*** Opening Data provided ***

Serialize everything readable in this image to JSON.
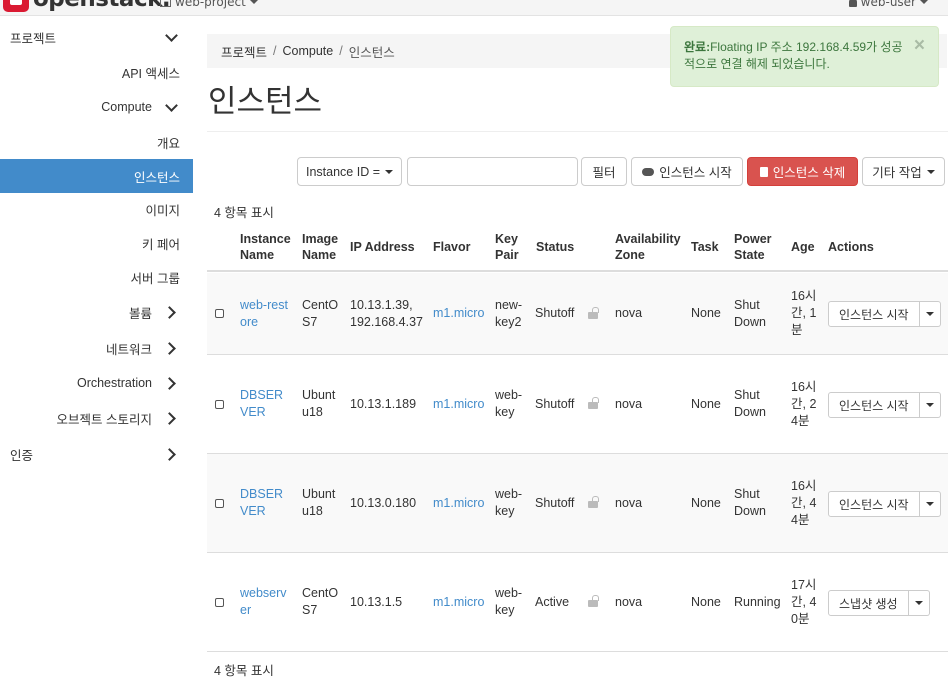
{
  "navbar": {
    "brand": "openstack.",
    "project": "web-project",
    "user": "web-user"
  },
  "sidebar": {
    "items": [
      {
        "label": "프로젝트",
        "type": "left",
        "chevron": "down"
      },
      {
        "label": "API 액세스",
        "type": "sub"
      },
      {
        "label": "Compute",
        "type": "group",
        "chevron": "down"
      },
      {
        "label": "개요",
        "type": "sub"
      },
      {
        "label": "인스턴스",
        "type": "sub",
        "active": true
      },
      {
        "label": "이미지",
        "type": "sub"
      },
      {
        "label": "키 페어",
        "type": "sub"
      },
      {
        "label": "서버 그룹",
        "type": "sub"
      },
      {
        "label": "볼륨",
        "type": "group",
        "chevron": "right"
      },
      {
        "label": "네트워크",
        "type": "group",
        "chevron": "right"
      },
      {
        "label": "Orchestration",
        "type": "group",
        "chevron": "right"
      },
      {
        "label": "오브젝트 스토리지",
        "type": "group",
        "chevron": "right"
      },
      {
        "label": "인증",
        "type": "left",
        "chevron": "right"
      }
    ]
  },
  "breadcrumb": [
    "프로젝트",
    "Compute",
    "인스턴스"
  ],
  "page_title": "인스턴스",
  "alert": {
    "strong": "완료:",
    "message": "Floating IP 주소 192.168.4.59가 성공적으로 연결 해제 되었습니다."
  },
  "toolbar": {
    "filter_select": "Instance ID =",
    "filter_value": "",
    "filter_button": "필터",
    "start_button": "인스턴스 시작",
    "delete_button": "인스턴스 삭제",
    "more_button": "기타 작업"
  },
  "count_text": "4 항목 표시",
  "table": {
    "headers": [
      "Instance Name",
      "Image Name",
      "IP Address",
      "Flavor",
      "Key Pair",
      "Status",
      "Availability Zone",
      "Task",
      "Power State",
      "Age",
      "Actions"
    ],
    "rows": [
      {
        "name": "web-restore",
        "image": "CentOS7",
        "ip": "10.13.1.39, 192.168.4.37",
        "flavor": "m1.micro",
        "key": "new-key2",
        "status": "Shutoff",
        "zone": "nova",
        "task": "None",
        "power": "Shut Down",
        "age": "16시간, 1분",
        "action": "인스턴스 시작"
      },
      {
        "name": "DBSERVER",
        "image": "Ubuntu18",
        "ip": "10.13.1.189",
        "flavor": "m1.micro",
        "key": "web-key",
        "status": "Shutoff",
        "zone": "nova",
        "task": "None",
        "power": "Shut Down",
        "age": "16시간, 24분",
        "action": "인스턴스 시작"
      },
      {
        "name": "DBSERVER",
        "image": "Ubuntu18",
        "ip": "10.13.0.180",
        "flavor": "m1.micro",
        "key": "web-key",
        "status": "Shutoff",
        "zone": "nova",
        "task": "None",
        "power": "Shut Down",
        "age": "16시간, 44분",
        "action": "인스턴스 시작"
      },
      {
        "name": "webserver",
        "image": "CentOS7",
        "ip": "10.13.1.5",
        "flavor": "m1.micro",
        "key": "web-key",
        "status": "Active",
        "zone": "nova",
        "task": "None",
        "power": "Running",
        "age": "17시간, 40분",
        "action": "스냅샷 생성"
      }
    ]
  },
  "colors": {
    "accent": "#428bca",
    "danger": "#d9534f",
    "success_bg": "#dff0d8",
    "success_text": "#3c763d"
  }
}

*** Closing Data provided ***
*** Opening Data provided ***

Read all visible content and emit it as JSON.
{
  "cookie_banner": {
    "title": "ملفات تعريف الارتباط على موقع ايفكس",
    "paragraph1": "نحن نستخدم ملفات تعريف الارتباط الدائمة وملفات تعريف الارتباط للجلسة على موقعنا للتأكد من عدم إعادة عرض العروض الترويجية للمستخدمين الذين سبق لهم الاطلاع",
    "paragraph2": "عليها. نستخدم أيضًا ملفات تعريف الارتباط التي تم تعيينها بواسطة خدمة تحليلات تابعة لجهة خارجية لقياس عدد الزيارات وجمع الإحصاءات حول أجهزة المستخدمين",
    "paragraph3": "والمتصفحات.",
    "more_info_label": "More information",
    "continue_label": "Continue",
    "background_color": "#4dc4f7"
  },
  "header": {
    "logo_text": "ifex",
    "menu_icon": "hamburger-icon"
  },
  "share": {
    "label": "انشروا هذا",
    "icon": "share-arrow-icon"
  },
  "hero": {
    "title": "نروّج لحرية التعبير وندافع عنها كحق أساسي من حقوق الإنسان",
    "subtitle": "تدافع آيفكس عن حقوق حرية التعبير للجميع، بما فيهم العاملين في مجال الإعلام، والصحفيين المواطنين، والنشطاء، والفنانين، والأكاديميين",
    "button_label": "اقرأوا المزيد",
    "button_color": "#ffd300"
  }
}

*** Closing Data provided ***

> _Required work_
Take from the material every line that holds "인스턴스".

> _Exercise answer_
        "label": "인스턴스",
    "인스턴스"
  "page_title": "인스턴스",
    "start_button": "인스턴스 시작",
    "delete_button": "인스턴스 삭제",
        "action": "인스턴스 시작"
        "action": "인스턴스 시작"
        "action": "인스턴스 시작"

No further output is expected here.